Items from an interface collection
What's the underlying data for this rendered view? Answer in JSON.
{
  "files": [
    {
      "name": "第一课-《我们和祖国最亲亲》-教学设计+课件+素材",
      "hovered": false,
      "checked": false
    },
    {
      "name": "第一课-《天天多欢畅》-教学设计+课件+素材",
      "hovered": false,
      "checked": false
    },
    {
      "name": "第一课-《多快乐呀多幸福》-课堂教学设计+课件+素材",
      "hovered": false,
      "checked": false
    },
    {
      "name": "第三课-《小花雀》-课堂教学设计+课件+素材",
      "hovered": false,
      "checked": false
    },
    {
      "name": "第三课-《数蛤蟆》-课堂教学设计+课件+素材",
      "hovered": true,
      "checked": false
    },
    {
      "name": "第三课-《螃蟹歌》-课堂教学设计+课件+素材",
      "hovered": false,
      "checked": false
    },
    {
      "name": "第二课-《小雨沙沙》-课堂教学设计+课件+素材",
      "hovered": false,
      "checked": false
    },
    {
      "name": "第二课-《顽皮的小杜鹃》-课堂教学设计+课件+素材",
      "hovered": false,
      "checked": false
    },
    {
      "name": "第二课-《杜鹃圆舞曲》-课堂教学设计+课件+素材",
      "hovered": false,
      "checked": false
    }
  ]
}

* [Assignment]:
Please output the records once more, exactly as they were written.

* [Task answer]:
What's the underlying data for this rendered view? Answer in JSON.
{
  "files": [
    {
      "name": "第一课-《我们和祖国最亲亲》-教学设计+课件+素材",
      "hovered": false,
      "checked": false
    },
    {
      "name": "第一课-《天天多欢畅》-教学设计+课件+素材",
      "hovered": false,
      "checked": false
    },
    {
      "name": "第一课-《多快乐呀多幸福》-课堂教学设计+课件+素材",
      "hovered": false,
      "checked": false
    },
    {
      "name": "第三课-《小花雀》-课堂教学设计+课件+素材",
      "hovered": false,
      "checked": false
    },
    {
      "name": "第三课-《数蛤蟆》-课堂教学设计+课件+素材",
      "hovered": true,
      "checked": false
    },
    {
      "name": "第三课-《螃蟹歌》-课堂教学设计+课件+素材",
      "hovered": false,
      "checked": false
    },
    {
      "name": "第二课-《小雨沙沙》-课堂教学设计+课件+素材",
      "hovered": false,
      "checked": false
    },
    {
      "name": "第二课-《顽皮的小杜鹃》-课堂教学设计+课件+素材",
      "hovered": false,
      "checked": false
    },
    {
      "name": "第二课-《杜鹃圆舞曲》-课堂教学设计+课件+素材",
      "hovered": false,
      "checked": false
    }
  ]
}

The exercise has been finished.